# of Students Taught: 7
Ages: 1 6th grader, 2 frosh, 2 soph, 2 seniors
Instrument: 2 baritones, 4 tenor trombones, 1 bass trombone
Materials: scales, tunes, & ear training; audition repertoire, composition and improvisation, etudes
Fundamentals covered: direction of phrase- ‘ear on the prize’; loud volumes in all registers, making more out of musical ideas, airflow
Memorable moment: Today I had a student ‘make a match’, as Jan would say, in such an immediate and gratifying way that I’m not sure we’ll being going backwards anytime soon. His tune for major scales is Ode to Joy, and I’ve been trying to get him to hear the phrase go all the way through the line, instead of playing every note somewhat vertically and then taking a breath before the last 2 notes. He gets it, but he’s never quite executed it.
Instead of telling him not to take a breath there, I used the example of someone driving in a car and hitting the gas pedal in little bursts. It’s annoying for the passenger and other drivers, and incredibly inefficient for the engine’s gas usage. If the driver instead gently kept even pressure on the gas pedal, the car would run smoothly and reach its destination more efficiently. Our air works the same way: we’ll have more of it utilize and shape the music with if our intention is to keep the line directing forward.

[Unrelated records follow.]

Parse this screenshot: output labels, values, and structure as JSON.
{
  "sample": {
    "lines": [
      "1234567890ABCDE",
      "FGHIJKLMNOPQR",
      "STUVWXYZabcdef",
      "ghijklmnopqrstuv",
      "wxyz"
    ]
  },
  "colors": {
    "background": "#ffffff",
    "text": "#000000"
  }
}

Takeaways: Telling a student simply where to or not to take a breath does not communicate phrase structure to them, it just gives them a technical instruction that becomes all they can focus on. Telling them where the phrase wants to go helps them breathe naturally and in time with the music.
(Coincidentally, during the last phrase of the song he took a breath in the middle of it but his direction and intention were so good it not only occurred in a natural place, but was barely audible and did not interrupt the music at all:
And that’s the magic of a proper focus of attention.)